Sense and Sensibility - Jane Austen (a review)

Why, oh why doesn't anyone write this beautifully today? Deliciously complex sentence structure, social commentary and subtle sarcasm. And humour too, though Austen doesn't sacrifice her charcters on the altar of irony as contemporary writers do. She leaves some room for them to breathe and to live. Generally, it was a pleasure to read this book.

However, there is one question that keeps rising for me whenever I read Austen's writing. Her characters are constantly talking about money, worrying about money, making arrangements and engagements based on money or the lack thereof, yet I have yet to encounter a charcter of Austen's who holds a job. They are all living on interest, though Austen never sees fit to mention the source of the principle. If her characters are all so very concerned about their finances, would it not behoove them to find some manner of gainful employment? Perhaps this simply was not done among the upper (or upper-middle) classes of England in the 19th century.

I guess this is why although I love Austen's writing, the plot of Sense and Sensibility seems a little thin to me. I just can't identify with the lifestyle of her protagonists, envious though I may be of their excesses of leisure time.

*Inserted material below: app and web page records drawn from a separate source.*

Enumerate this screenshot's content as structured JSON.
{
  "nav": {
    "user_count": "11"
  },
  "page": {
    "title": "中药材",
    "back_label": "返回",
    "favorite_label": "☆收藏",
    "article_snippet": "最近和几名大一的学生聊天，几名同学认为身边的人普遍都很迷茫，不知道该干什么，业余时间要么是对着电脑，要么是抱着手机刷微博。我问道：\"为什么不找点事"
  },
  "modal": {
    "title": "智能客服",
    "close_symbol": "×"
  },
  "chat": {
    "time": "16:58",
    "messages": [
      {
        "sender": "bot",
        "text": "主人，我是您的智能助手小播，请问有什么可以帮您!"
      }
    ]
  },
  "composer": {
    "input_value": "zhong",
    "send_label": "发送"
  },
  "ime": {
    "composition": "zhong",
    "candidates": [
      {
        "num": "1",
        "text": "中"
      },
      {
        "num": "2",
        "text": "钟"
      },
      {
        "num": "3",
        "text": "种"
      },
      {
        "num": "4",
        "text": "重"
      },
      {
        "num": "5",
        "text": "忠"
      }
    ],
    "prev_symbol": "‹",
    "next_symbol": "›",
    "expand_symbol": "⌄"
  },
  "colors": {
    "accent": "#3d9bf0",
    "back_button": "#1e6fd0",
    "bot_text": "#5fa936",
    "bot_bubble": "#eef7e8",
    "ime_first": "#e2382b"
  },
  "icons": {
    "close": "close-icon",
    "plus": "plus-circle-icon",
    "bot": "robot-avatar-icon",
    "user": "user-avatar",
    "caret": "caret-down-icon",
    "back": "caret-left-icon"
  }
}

Well, one Jane Austen novel down, two others previously read (Pride and Prejudice and Northanger Abbey - I haven't decided whether I'll re-read them). That leaves three works, unless I'm mistaken; Emma, Mansfield Park, and Persuasion. I'm off to a good start on at least one of my projects for 2010, reading all of Austen's novels.